We strongly recommend that everyone who wants to order a racing suit take these steps seriously, including knowing how to measure themselves correctly and what measurements they will need. The best thing to do is to use a rope that can be measured after marking it, although we strongly recommend that you buy a “soft” measuring tape, such as the one used by seamstresses. You can find them at fabric and craft stores or online. If a measurement is at the top of a size, it's recommended to move to the next size to ensure you have enough space. Unless you're wearing a custom racing suit, you'll have to accept that some areas of the suit may be slightly oversized. You can also learn all about how to measure your racing suit in this detailed guide.
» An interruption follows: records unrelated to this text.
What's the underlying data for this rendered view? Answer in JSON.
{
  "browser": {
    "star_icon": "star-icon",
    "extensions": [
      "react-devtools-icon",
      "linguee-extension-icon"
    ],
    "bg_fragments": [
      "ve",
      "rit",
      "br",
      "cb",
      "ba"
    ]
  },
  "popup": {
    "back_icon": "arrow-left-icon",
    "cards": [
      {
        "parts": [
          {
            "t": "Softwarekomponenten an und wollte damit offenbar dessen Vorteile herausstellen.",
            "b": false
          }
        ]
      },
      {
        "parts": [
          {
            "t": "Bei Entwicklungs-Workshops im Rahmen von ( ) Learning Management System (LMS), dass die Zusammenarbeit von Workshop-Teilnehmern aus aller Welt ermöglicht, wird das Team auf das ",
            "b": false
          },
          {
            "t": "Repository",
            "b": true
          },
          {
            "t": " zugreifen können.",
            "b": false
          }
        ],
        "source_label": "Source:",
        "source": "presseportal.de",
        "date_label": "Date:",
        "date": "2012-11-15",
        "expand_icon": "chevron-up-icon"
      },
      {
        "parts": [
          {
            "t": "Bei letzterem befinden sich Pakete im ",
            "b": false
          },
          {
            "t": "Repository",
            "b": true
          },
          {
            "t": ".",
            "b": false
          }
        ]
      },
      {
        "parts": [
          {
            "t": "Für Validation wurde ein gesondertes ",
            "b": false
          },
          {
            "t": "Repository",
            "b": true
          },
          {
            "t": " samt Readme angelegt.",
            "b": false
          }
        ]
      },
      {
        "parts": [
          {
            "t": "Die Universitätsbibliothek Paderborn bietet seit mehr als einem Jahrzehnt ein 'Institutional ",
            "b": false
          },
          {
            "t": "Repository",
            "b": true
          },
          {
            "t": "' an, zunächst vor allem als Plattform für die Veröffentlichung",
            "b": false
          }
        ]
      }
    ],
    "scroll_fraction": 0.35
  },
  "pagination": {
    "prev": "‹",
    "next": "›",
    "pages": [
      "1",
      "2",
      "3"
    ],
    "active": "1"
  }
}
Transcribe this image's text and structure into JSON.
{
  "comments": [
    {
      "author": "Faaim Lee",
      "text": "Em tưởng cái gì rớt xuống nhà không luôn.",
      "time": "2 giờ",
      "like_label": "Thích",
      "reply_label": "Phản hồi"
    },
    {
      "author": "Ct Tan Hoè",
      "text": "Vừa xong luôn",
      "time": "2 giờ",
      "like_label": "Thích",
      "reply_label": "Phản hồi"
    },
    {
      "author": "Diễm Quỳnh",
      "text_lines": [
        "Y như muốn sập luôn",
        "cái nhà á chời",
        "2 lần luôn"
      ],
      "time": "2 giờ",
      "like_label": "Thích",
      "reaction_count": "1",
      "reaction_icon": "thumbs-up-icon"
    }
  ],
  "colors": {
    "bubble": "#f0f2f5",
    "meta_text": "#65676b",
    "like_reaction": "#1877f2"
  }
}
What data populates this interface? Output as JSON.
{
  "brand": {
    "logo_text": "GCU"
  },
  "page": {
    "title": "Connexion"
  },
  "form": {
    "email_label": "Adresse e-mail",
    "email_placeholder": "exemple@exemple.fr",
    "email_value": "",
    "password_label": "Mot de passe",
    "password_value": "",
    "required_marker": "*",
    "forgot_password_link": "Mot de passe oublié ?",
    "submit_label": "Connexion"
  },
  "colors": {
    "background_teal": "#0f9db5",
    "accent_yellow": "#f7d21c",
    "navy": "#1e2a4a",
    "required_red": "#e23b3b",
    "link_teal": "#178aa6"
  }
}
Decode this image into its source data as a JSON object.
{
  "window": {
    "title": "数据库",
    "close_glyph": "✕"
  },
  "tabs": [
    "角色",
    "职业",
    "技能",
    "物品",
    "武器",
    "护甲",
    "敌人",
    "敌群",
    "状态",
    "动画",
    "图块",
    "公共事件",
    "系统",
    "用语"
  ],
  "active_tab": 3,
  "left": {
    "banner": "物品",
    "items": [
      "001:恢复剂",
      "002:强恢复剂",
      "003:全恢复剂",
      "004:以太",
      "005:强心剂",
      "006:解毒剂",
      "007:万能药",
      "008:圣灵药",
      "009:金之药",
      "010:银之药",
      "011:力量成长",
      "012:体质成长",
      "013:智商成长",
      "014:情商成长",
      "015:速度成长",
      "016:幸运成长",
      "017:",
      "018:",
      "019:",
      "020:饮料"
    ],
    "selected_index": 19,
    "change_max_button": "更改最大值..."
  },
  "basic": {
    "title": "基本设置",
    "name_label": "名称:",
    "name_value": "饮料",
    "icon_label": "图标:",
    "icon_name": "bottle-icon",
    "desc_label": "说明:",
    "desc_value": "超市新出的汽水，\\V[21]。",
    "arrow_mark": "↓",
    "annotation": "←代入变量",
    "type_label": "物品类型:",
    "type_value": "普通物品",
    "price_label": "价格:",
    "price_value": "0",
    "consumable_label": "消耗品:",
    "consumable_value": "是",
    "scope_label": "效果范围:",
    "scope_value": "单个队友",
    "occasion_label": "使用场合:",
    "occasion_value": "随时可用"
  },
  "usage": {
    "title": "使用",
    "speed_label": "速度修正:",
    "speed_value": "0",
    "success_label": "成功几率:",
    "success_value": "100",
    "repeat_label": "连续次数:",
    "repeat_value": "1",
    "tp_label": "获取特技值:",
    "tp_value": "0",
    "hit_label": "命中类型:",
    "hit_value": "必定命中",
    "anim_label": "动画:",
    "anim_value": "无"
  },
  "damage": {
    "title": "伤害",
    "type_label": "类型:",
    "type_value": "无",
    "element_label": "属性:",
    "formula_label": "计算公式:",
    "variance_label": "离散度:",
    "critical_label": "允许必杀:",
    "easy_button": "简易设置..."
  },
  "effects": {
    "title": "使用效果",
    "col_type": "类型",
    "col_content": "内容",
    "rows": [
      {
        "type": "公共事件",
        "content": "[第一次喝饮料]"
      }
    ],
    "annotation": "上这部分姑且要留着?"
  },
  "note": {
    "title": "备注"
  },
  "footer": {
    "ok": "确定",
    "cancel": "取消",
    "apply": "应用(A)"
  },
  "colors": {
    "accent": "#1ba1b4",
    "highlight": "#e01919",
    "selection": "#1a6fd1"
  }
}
So perhaps the most important influence when choosing your racing suit is whether or not it meets the requirements of your racing series. Having a racing suit with both certifications is a real advantage if you plan to compete in different sanctioning bodies, where one requires the SFI and the other requires the FIA. The two-piece suit is very popular with oval track runners or those who practice endurance races, as you can open the zipper and take off your jacket while working on the car or waiting to be asked to return to the track for your next race. Like the debate between the one-piece and two-piece racing suit, the debate between the SFI1 and the SFI5 can also include part of the decision-making process when it comes to sanctioning body or track regulations, however, most racers simply like the added value of the TPP and the extraction time compared to the SFI1 single-layer racing suit. These SFI ratings help runners determine the right safety equipment based on race class, speed, and other factors, helping them make the best decision for their racing program.